Joe explained that he has had mixed success and continues to experiment with how best to Image from online textbookprovide required content in an introductory neuroscience course. In his field, the problem with a print textbook is that it does not clearly communicate the complex relationships, sequences and processes that occur in the brain. Recently he found an exceptional online textbook, Neuroscience Online, created at the University of Texas Medical School at Houston, that, through  the use of animated images, does this very well. The online textbook also provides the content that students need and that would be found in a traditional print textbook.

One speaker referred to faculty experimenting with OER as brave, and Karen and Joe modeled what it means take risks with their courses. Thank you for your contributions!

Great Online Teaching Resources! Or, what are OER?

OER are teaching, learning, and research resources that reside in the public domain or have been released under an intellectual property license that permits their free use and re-purposing by others. Open educational resources include full courses, course materials, modules, textbooks, streaming videos, tests, software, and any other tools, materials, or techniques used to support access to knowledge.

Hewlett Foundation


As you might know, I am interested in exploring Open Educational Resources (OER) and considering how we might use them to enhance learning. They can be used to provide alternative modes of content delivery, reinforce learning through interactivity such as simulations or other activities, save students money by replacing costly textbooks, or even change how we teach through blended or flipped classroom models.
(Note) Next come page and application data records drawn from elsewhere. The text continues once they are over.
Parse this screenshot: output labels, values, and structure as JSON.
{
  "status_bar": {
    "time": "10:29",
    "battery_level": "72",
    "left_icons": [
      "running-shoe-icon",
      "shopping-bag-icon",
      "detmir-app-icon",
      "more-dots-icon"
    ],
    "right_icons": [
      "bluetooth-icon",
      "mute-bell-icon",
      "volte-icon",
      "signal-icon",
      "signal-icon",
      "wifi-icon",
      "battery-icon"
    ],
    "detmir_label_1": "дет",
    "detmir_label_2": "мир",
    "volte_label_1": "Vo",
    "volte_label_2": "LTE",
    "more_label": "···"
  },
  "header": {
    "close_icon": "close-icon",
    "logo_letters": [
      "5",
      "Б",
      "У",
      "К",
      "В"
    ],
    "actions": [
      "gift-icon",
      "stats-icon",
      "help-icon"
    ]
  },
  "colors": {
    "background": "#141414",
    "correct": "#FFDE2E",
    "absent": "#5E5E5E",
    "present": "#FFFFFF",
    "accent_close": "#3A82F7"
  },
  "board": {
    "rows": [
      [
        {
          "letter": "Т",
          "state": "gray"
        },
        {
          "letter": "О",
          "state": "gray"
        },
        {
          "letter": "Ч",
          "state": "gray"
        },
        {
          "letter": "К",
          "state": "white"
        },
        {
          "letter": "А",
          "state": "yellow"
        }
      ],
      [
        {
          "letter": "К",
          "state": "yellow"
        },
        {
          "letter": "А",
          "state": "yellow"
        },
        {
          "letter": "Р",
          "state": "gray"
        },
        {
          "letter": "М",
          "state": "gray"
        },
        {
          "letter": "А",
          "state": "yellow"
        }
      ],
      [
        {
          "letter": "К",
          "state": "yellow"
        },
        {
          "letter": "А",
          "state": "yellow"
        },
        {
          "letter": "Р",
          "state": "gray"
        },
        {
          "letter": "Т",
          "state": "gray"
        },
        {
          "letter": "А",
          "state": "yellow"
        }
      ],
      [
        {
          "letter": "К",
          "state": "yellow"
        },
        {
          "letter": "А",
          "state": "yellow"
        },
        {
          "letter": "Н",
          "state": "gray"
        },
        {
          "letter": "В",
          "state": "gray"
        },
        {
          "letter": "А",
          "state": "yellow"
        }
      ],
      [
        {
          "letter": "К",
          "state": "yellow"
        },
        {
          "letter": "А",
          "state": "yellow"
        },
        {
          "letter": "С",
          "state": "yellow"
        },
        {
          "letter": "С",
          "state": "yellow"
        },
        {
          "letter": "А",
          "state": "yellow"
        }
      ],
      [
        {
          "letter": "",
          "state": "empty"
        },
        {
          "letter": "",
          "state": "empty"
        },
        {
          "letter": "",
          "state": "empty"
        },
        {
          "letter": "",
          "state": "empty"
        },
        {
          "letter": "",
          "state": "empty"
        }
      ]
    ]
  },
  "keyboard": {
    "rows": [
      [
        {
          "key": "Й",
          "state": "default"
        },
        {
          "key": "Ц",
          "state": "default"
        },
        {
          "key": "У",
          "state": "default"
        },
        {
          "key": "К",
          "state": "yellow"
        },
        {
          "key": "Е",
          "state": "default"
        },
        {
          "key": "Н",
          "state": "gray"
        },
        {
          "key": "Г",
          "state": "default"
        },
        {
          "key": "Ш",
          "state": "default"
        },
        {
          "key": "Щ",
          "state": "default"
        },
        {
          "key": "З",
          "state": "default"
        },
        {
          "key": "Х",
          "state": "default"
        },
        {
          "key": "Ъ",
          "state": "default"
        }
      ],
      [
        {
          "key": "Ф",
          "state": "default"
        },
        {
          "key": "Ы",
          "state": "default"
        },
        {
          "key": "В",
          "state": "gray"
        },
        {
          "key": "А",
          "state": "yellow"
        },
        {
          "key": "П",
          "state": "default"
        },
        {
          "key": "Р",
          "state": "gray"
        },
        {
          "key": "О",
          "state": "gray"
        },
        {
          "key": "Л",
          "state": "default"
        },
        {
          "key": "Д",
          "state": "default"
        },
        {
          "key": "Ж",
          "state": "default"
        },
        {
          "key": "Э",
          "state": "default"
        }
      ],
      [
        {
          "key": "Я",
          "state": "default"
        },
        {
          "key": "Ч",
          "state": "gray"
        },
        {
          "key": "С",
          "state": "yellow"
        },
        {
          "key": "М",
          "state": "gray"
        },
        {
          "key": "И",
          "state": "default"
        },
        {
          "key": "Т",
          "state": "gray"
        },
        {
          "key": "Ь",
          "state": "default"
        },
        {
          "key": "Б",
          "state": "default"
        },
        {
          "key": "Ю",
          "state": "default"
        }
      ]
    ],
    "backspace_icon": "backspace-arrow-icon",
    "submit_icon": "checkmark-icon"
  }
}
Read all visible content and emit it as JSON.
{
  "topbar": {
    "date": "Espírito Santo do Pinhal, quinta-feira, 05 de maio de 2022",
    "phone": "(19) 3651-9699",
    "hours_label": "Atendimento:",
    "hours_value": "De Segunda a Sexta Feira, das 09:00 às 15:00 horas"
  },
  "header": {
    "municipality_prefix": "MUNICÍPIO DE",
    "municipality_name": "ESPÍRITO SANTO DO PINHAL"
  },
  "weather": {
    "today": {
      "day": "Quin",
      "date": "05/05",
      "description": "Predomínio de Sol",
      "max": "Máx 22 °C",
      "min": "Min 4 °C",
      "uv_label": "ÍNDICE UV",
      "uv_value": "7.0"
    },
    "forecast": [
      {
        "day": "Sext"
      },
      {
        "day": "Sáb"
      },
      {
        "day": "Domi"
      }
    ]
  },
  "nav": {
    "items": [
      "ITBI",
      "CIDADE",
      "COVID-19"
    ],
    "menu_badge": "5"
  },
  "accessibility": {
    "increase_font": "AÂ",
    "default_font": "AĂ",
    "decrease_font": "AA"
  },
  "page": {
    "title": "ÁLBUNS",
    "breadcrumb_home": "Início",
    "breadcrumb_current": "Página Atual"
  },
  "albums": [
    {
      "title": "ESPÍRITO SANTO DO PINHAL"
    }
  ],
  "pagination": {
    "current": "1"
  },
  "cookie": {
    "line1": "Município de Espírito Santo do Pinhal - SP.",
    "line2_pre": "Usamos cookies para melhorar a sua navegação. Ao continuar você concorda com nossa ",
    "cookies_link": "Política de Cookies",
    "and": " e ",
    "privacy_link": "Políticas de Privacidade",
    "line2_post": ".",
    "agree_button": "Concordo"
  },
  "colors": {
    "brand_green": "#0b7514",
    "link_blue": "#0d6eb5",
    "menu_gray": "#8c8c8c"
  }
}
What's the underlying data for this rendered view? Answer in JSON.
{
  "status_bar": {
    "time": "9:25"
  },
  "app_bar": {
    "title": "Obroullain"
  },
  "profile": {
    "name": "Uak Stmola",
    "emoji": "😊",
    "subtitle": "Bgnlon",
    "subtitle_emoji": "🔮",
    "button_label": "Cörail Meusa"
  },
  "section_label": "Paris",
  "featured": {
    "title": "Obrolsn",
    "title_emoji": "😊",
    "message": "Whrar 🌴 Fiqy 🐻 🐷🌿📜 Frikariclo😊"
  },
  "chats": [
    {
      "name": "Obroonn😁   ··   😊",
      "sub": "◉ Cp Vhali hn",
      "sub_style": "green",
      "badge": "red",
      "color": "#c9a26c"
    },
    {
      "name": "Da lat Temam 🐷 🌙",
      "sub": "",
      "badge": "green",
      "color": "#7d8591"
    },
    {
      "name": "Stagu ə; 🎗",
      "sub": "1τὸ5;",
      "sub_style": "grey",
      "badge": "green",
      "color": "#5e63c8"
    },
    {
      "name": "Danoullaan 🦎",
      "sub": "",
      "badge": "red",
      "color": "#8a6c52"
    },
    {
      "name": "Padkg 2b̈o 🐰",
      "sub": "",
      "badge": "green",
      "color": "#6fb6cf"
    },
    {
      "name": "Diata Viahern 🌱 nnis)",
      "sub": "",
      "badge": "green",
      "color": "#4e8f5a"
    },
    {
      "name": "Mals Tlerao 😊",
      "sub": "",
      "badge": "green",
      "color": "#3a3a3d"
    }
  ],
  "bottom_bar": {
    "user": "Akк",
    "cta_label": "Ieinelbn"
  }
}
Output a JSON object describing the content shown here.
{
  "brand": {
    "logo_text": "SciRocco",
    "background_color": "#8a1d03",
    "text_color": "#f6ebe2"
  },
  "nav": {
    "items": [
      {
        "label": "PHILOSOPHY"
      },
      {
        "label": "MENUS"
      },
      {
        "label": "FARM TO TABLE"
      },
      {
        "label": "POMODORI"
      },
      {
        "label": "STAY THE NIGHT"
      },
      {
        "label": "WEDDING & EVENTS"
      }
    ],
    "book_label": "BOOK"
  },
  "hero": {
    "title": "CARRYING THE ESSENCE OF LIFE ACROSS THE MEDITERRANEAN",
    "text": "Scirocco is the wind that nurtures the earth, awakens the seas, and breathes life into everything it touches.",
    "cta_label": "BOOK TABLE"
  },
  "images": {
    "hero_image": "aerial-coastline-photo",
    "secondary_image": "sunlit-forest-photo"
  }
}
If you don’t know what OER are, you are not alone. According to this survey, 66% of faculty are “not aware” of OER. In this post I share some examples of existing resources so that we can better understand the potential of OER. Before looking at the examples below, understand that there is a huge amount of amazing material available for you to use; this is only a very, very small sample.

Textbooks

OpenStax College: Principles of Economics is part of the growing OpenStax catalog of professional-quality, open access textbooks that are both customizable and free to faculty and students. Read more here about OpenStax and view the full catalog (titles focus on the sciences and social sciences).

Le Littéraire dans le quotidien is an open French textbook created by Joanna Gay Luks, Senior Lecturer in French, Department of Romance Studies, Cornell University and which takes a “transdisiplinary approach to reading/writing at the first and second year levels.”

Gender and Sexualities: An Inquiry by Jason Gary Damron and Vicki Reitenauer of Portland State University “provides an interdisciplinary and intersectional framework for thinking critically about the historical and contemporary applications of knowledge about gender and sexuality.”

Case Studies, Activities & Simulations

Pixar in a Box, a collaboration between Disney and Khan Academy, is a free online curriculum that shows how Pixar artists use mathematical concepts to create animated films.

One Hundred Years of Solitude is one in a multimedia series introducing drama, epic poetry, and novels from many times and cultures brought together by Professor David Damrosch,  Harvard University. This project was funded by Annenberg Media.

Planet Money Makes a Tshirt, produced by NPR’s Planet Money, is a media rich (video, images, text, graphics, and links) series that deconstructs the global supply and production process involved in making a T-shirt.

The Virtual Chemistry Laboratory allows students to virtually mix chemicals “without wearing safety goggles.”

What Next

Next week Lyndsay Bratton, Karen Gonzalez Rice, Joe Schroeder and I will attend A Workshop on the Open Educational Resources (OER) Movement at Fairfield University. Follow the event on Twitter using #OERFairfield. You can also expect more information posted to the blog after we attend this event!